On the point of giving players the ability to move about and "explore", there's the obvious benefit of showcasing the spectacular art that the game boasts. However, if this was just about eye-candy or awe-inspiring visuals, there are better alternatives to achieve this end. Exploration should lead to discoveries, but unfortunately, there's little to be organically discovered in Dear Edwin. There are very few items that can be interacted with, especially on the larger maps. (Ironically, objects that the protagonist comments on are usually found in smaller maps.)
This, coupled with the "..."-spouting NPCs mentioned earlier, leads to situations where a player would spend time wandering around the map and try to engage with objects or people, only to find that they've wasted their time. A particularly puzzling design choice is the decision to add knocking sounds to doors when the player tries to interact with them. By adding that to the game, one would assume the designer is subtly communicating to the player that there is something that the player can achieve through this mechanism.
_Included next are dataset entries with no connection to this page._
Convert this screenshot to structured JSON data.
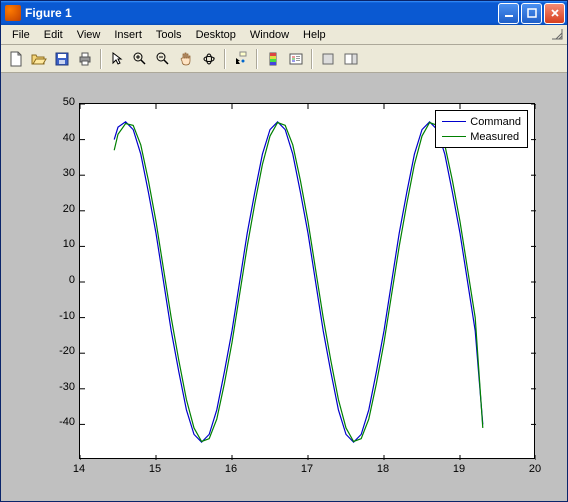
{
  "window": {
    "title": "Figure 1"
  },
  "menu": {
    "file": "File",
    "edit": "Edit",
    "view": "View",
    "insert": "Insert",
    "tools": "Tools",
    "desktop": "Desktop",
    "window_": "Window",
    "help": "Help"
  },
  "toolbar": {
    "new": "new",
    "open": "open",
    "save": "save",
    "print": "print",
    "pointer": "pointer",
    "zoom_in": "zoom-in",
    "zoom_out": "zoom-out",
    "pan": "pan",
    "rotate": "rotate",
    "data_cursor": "data-cursor",
    "insert_colorbar": "colorbar",
    "insert_legend": "legend",
    "hide_tools": "hide-tools",
    "show_tools": "show-tools"
  },
  "legend": {
    "command": "Command",
    "measured": "Measured"
  },
  "colors": {
    "command": "#0000cc",
    "measured": "#008000",
    "axes_bg": "#ffffff",
    "figure_bg": "#c0c0c0"
  },
  "chart_data": {
    "type": "line",
    "xlabel": "",
    "ylabel": "",
    "title": "",
    "xlim": [
      14,
      20
    ],
    "ylim": [
      -50,
      50
    ],
    "xticks": [
      14,
      15,
      16,
      17,
      18,
      19,
      20
    ],
    "yticks": [
      -40,
      -30,
      -20,
      -10,
      0,
      10,
      20,
      30,
      40,
      50
    ],
    "series": [
      {
        "name": "Command",
        "color": "#0000cc",
        "x": [
          14.45,
          14.5,
          14.6,
          14.7,
          14.8,
          14.9,
          15.0,
          15.1,
          15.2,
          15.3,
          15.4,
          15.5,
          15.6,
          15.7,
          15.8,
          15.9,
          16.0,
          16.1,
          16.2,
          16.3,
          16.4,
          16.5,
          16.6,
          16.7,
          16.8,
          16.9,
          17.0,
          17.1,
          17.2,
          17.3,
          17.4,
          17.5,
          17.6,
          17.7,
          17.8,
          17.9,
          18.0,
          18.1,
          18.2,
          18.3,
          18.4,
          18.5,
          18.6,
          18.7,
          18.8,
          18.9,
          19.0,
          19.1,
          19.2,
          19.3
        ],
        "y": [
          40.0,
          43.5,
          45.0,
          42.8,
          35.9,
          25.2,
          13.7,
          0.0,
          -13.7,
          -25.2,
          -35.9,
          -42.8,
          -45.0,
          -42.8,
          -35.9,
          -25.2,
          -13.7,
          0.0,
          13.7,
          25.2,
          35.9,
          42.8,
          45.0,
          42.8,
          35.9,
          25.2,
          13.7,
          0.0,
          -13.7,
          -25.2,
          -35.9,
          -42.8,
          -45.0,
          -42.8,
          -35.9,
          -25.2,
          -13.7,
          0.0,
          13.7,
          25.2,
          35.9,
          42.8,
          45.0,
          42.8,
          35.9,
          25.2,
          13.7,
          0.0,
          -13.7,
          -40.0
        ]
      },
      {
        "name": "Measured",
        "color": "#008000",
        "x": [
          14.45,
          14.5,
          14.6,
          14.7,
          14.8,
          14.9,
          15.0,
          15.1,
          15.2,
          15.3,
          15.4,
          15.5,
          15.6,
          15.7,
          15.8,
          15.9,
          16.0,
          16.1,
          16.2,
          16.3,
          16.4,
          16.5,
          16.6,
          16.7,
          16.8,
          16.9,
          17.0,
          17.1,
          17.2,
          17.3,
          17.4,
          17.5,
          17.6,
          17.7,
          17.8,
          17.9,
          18.0,
          18.1,
          18.2,
          18.3,
          18.4,
          18.5,
          18.6,
          18.7,
          18.8,
          18.9,
          19.0,
          19.1,
          19.2,
          19.3
        ],
        "y": [
          37.0,
          41.5,
          44.5,
          44.0,
          38.5,
          28.5,
          17.0,
          3.5,
          -10.0,
          -22.0,
          -33.0,
          -41.0,
          -44.8,
          -44.0,
          -38.5,
          -28.5,
          -17.0,
          -3.5,
          10.0,
          22.0,
          33.0,
          41.0,
          44.8,
          44.0,
          38.5,
          28.5,
          17.0,
          3.5,
          -10.0,
          -22.0,
          -33.0,
          -41.0,
          -44.8,
          -44.0,
          -38.5,
          -28.5,
          -17.0,
          -3.5,
          10.0,
          22.0,
          33.0,
          41.0,
          44.8,
          44.0,
          38.5,
          28.5,
          17.0,
          3.5,
          -10.0,
          -41.0
        ]
      }
    ]
  }
}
However, the only instance in which a door was knocked on and answered was during an event scene that is partially triggered WITHOUT an interaction command from the player.
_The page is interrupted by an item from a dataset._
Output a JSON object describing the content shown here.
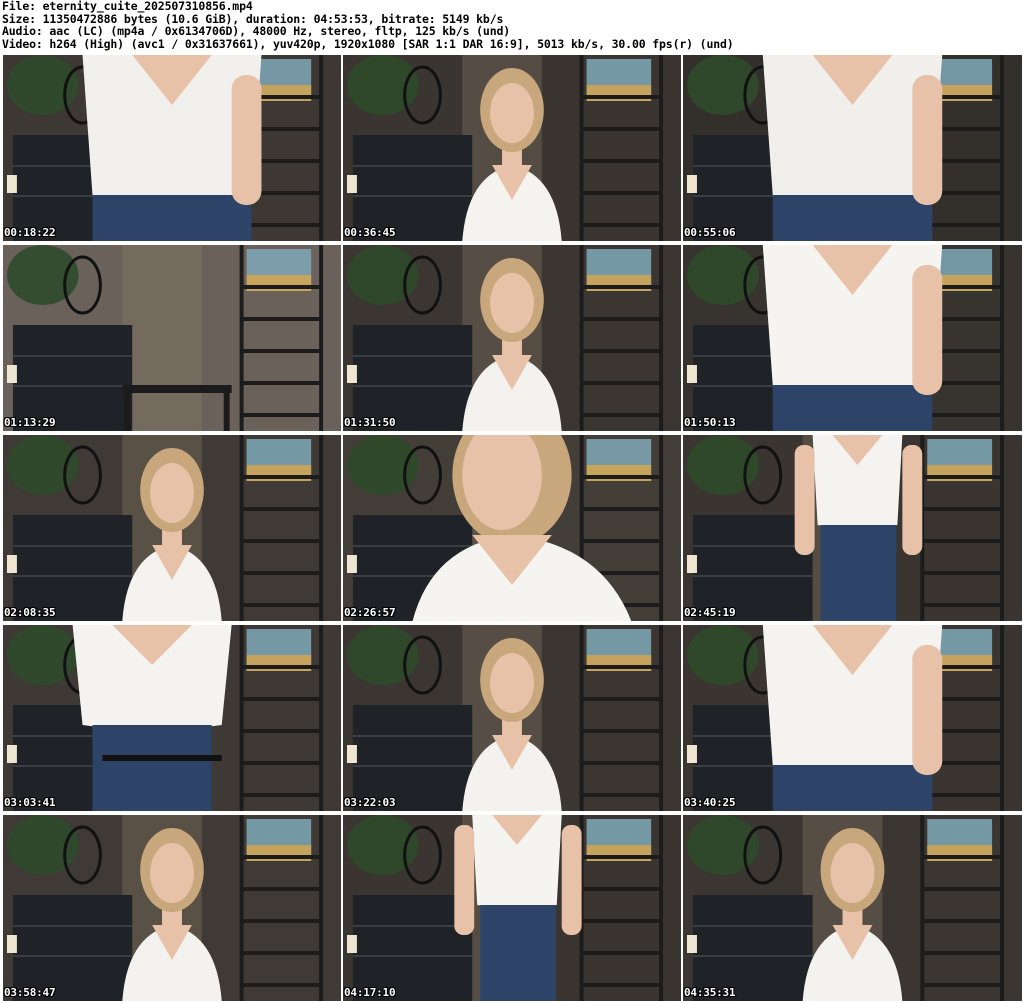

Presenting Dear Edwin in an "RPG-like fashion" is by no means a bad thing. However, it does beg the question whether this project would've benefited even more if it took on a different form of presentation.
Ending (Potential Spoilers)
While the story had an excellent setup and kept up its momentum for most of its length, the closing act leaves much to be desired. For one, there was no aftermath following the revelation of the story's main mystery. While not all mystery stories require an epilogue, the lack of closure given the nature and implications of the core conspiracy unfortunately makes the project feel rushed towards the end and incomplete.
Tangential to that, given the protagonist's backstory and internal conflict that helped fleshed out his character, it seems illogical and out-of-character for him to unravel the conspiracy at the setting and location that he did; as it is natural and easy to imagine that doing so has with the potential consequences of repeating his past mistake at a much larger scale. While I can see how this might be a deliberate choice on the writer's part, in either case, this is another reason why the lack of closure or aftermath is troubling and gives off the unfortunate impression that the final scenes of the story were rushed.
*Note to Devs: I'm trying to keep it as spoiler-free as possible, but if this part (or any part of the review) is too cryptic or you would like to discuss, feel free to let me know. You know where to find me.
All in all, Dear Edwin was a charming experience that easily stands out from its competitors. The lack of meaningful gameplay and seemingly rushed conclusion are regrettable flaws, but otherwise the project is well-made and polished. Kudos to the development team!